Summary: The anti-social nature of Bill Gates and his front group as outlined by those who are professionally close to them
ONE of our followers drew our attention to some articles about Bill Gates. Others highlighted articles that provide glorification and whitewashing of an unethical patent troll and arguably the world’s biggest criminal who privatises the public sector for monopoly and profit. It does, however, show that he was a sociopath raised in a family of snobby sociopaths. As put by the poster, “The history about it and what kind of a person he always has been. Even in the beginning always trying to grab as much money as he could even from someone that was kinda like a friend.”
“Gates is privatising public policy, controlling the press, selling people’s lives away, indoctrinating children, and so on.”Proceeding to more interesting coverage about the Gates Foundation, we are rather happy to see that people sooner or later defeat the PR machine and then expose crooks, even in publications that these crooks pay to help glorify themselves/gag critics. Slashdot writes: “The common perception among Slashdotters is that while Bill Gates may cause us some professional difficulties, he makes up for it with an exemplary philanthropic record. His philanthropic efforts may turn out to be not as altruistic as one may think. Edweek, not ordinarily an unfriendly venue for Gates, is running a series of blog post/investigative journalism pieces into what the Gates’ foundation is doing, and how it is not always well received by stakeholders.”

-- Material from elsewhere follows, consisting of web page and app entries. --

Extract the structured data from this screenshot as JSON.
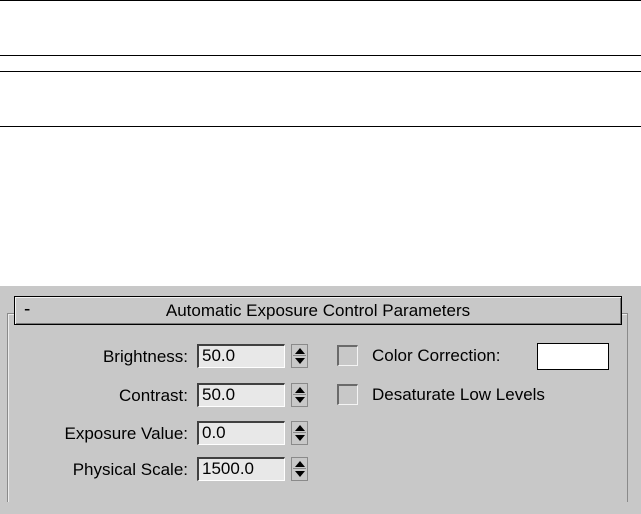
{
  "rollout": {
    "collapse_symbol": "-",
    "title": "Automatic Exposure Control Parameters"
  },
  "params": [
    {
      "label": "Brightness:",
      "value": "50.0"
    },
    {
      "label": "Contrast:",
      "value": "50.0"
    },
    {
      "label": "Exposure Value:",
      "value": "0.0"
    },
    {
      "label": "Physical Scale:",
      "value": "1500.0"
    }
  ],
  "options": {
    "color_correction": {
      "label": "Color Correction:",
      "checked": false,
      "swatch_color": "#ffffff"
    },
    "desaturate_low_levels": {
      "label": "Desaturate Low Levels",
      "checked": false
    }
  },
  "colors": {
    "panel_bg": "#c8c8c8",
    "field_bg": "#e8e8e8"
  },
  "icons": {
    "spinner": "spinner-arrows-icon",
    "collapse": "minus-icon"
  }
}
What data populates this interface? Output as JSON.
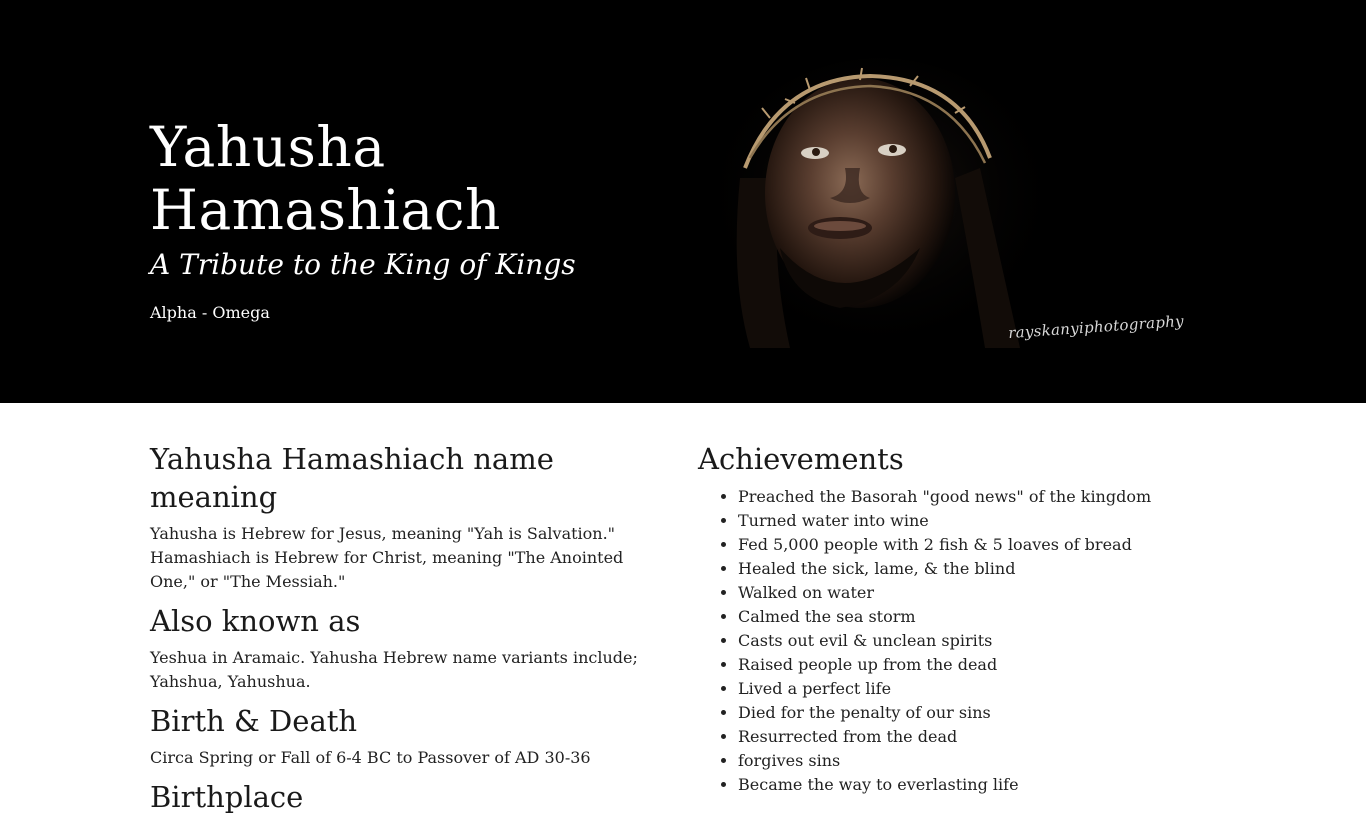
{
  "hero": {
    "title": "Yahusha Hamashiach",
    "subtitle": "A Tribute to the King of Kings",
    "tagline": "Alpha - Omega",
    "image_watermark": "rayskanyiphotography"
  },
  "sections": {
    "name_meaning": {
      "heading": "Yahusha Hamashiach name meaning",
      "text": "Yahusha is Hebrew for Jesus, meaning \"Yah is Salvation.\" Hamashiach is Hebrew for Christ, meaning \"The Anointed One,\" or \"The Messiah.\""
    },
    "also_known_as": {
      "heading": "Also known as",
      "text": "Yeshua in Aramaic. Yahusha Hebrew name variants include; Yahshua, Yahushua."
    },
    "birth_death": {
      "heading": "Birth & Death",
      "text": "Circa Spring or Fall of 6-4 BC to Passover of AD 30-36"
    },
    "birthplace": {
      "heading": "Birthplace"
    },
    "achievements": {
      "heading": "Achievements",
      "items": [
        "Preached the Basorah \"good news\" of the kingdom",
        "Turned water into wine",
        "Fed 5,000 people with 2 fish & 5 loaves of bread",
        "Healed the sick, lame, & the blind",
        "Walked on water",
        "Calmed the sea storm",
        "Casts out evil & unclean spirits",
        "Raised people up from the dead",
        "Lived a perfect life",
        "Died for the penalty of our sins",
        "Resurrected from the dead",
        "forgives sins",
        "Became the way to everlasting life"
      ]
    }
  }
}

Gates is privatising public policy, controlling the press, selling people’s lives away, indoctrinating children, and so on. Here is a good new article about it. We advise our readers to take a look because it’s a well written (yet incomplete) summary:
Philanthropy wonk Lucy Bernholz defines the buzzword leverage
as “the idea that you can use a little money to access a lot of money.”
It’s hard to think of the Gates Foundation’s $26 billion leverage effort
as “a little money”, especially since it’s been spread over the globe to gain access to vastly more resources than it contributes, including U.S. tax dollars, the foreign exchange of emerging African nations, and United Nations funds for international development and world health.
Gates’ leveraged philanthropy model is a public-private partnership
to improve the world, partly through targeted research support but principally through public advocacy and tax-free lobbying to influence government policy. The goal of these policies is often to explicitly support profitability for corporate investors, whose enterprises are seen by the Gates Foundation as advancing human good. However, maximum corporate profit and public good often clash when its projects are implemented.
For example, chemical giant Monsanto has partnered with the Gates Foundation, which reportedly works to suppress local seed exchanges and environmentally sustainable agricultural practices through its global agricultural charity work. Fraud-prone drug giant GlaxoSmithKline
is a partner in the Foundation’s work to leverage its own relatively fractional contribution to vaccination efforts, so that it centrally controls enormous world funds for purchase, pricing, and delivery of vaccines for world public health. And in its U.S. education reform charity work, the Gates Foundation has increasingly shifted its funding to promote market domination by its British corporate education services partner, Pearson Education.
The Gates Foundation, and Gates personally, also own stock and reap profits from many of these same partner corporations. In addition, the Foundation owns a profit-generating portfolio of stocks which would seem to work against the Foundation’s declared missions, such as the Latin American Coca-Cola FEMSA distributorship and five multinational oil giants operating in Nigeria. These corporate investments, now moved to a blind trust whose trustees are Bill and Melinda Gates, are collaterally supported by the Foundation’s tax-free lobbying and advocacy activities.
Criticism of the profit-driven philanthropy agenda is muted by the fact that many of the Foundation’s “advocacy” gifts are positioned to leverage control of policy analysis and news outlets. The Gates Foundation recently undertook sponsorship of the Guardian’s Global Development coverage, for instance, which now maintains a weary-but-compliant stance toward corporate domination of development aid. The Gates Foundation also literally dominates news coverage of Global Health issues.
On the U.S. Education Reform front, the Gates Foundation maintains long-time charitable support of Media Bullpen, as well as Education Week itself (see disclaimer).
Tom Paulson of Humanosphere reviewed some critical stories that reporters did get published in major news outlets last November.
If time permits, in a few weeks we will catch up with the Gates Foundation. It has been months since we last properly did so. I ought to have more free time now that some personal matters are mostly taken care of. Bill Gates spends over a million dollars per day just advertising his brand, portraying him as a saint. It’s up to the rest of us to educate our peers, explaining to them the real stories, rightly contradicting the paid-for spin. This is class warfare and Gates is the upper class colonel, whitewashing by extrapolation along the lines of “job creator” propaganda. █